The thing is, who is your companion? And for me, it’s country radio. So I feel my job as an artist is to drive people to country radio. That’s my job as a country artist. So these streaming places, especially these on-demand streaming places, where you can just push a button and hear it as many times as you want, like YouTube, any of that stuff, that’s taking all the ears away from country radio.
And so I’m not sure how we exist, as an artist, without country radio… ●

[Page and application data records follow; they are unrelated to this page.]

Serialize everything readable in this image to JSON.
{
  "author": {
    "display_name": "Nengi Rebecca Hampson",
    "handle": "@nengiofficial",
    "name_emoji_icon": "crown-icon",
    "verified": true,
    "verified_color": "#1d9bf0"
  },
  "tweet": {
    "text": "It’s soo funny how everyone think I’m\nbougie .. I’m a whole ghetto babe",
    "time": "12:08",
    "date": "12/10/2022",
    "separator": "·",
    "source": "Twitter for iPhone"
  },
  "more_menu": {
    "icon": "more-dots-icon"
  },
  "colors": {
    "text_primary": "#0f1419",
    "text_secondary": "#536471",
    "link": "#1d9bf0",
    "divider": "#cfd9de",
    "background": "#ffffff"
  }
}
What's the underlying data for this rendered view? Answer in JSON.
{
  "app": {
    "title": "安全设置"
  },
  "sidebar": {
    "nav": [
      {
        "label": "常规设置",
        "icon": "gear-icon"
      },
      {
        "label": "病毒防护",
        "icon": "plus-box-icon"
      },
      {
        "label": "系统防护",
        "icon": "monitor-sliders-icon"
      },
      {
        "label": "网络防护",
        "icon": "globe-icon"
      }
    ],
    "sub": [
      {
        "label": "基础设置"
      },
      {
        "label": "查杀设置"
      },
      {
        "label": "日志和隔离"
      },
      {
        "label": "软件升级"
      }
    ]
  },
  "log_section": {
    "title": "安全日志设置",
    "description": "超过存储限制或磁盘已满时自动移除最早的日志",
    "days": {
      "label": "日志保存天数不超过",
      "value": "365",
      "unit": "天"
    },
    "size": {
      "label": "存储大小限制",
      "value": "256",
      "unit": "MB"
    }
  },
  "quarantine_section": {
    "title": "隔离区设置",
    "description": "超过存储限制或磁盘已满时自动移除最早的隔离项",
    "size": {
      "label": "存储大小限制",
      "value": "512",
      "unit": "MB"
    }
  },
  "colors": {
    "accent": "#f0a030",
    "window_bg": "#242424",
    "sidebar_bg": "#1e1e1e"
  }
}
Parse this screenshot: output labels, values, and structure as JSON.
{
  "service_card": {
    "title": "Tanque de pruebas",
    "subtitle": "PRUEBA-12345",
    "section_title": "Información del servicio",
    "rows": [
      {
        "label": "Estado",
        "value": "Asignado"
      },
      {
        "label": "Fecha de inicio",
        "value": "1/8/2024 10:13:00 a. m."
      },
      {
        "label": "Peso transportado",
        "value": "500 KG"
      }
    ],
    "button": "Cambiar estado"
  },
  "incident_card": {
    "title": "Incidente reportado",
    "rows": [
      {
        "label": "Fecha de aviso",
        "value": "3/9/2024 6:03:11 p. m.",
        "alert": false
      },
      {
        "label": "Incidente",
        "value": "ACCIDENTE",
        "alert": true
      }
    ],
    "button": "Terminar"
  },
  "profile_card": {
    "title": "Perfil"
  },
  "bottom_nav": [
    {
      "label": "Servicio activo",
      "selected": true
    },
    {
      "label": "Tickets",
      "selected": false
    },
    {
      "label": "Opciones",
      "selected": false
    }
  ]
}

— Garth Brooks. Interesting bits here include Garth thinking of his job AS AN ARTIST as “driv[ing] people to country radio” and the irony that actual radio airplay for new songs has been the biggest missing piece in his own comeback. Also interesting how the last sentence excerpted here (the full interview goes on) echoes Gary Overton’s controversial remark of a couple weeks ago.
At 53, Brooks looks virtually unchanged from that time [in 1998], quite possibly because he never looked particularly youthful in the first place. ●
— The Buffalo News with a nice preview of Garth’s shows in the city.
I’m not going to let radio destroy my music. […] I’ll tell you, all of those artists that are desperately depending on country radio playing their songs don’t sell any more tickets than I do – until you get into like the top ones that sell out arenas and things of that size. ●
— Aaron Lewis, astutely pointing out that he sells just as many tickets as the artists who don’t sell more tickets than him. Seriously though, point taken. He does as well as mid-level country acts without the airplay. So existence without mainstream radio support is possible. Speaking of which…
You know, I don’t have anything against Nashville or mainstream country music. I love Nashville. I love mainstream country music. I love Texas. I love this Texas music scene that I’ve been involved with for a decade and a half. I can love all of these things. This is America. People think that I have to choose sides. I don’t have to choose sides. The mainstream Nashville machine has never been too receptive to me. That’s not their fault. I haven’t been their cup of tea. […] We’re going after mainstream radio. I believe there should be more cowboy in country music. I’m not going to fold just because they didn’t play me the first fifteen years. I’m looking forward to the next fifteen years. ●
— Aaron Watson.
10 Times Luke Bryan Was Really Sexy [Pictures] ●
— More crack reporting from Taste of Country.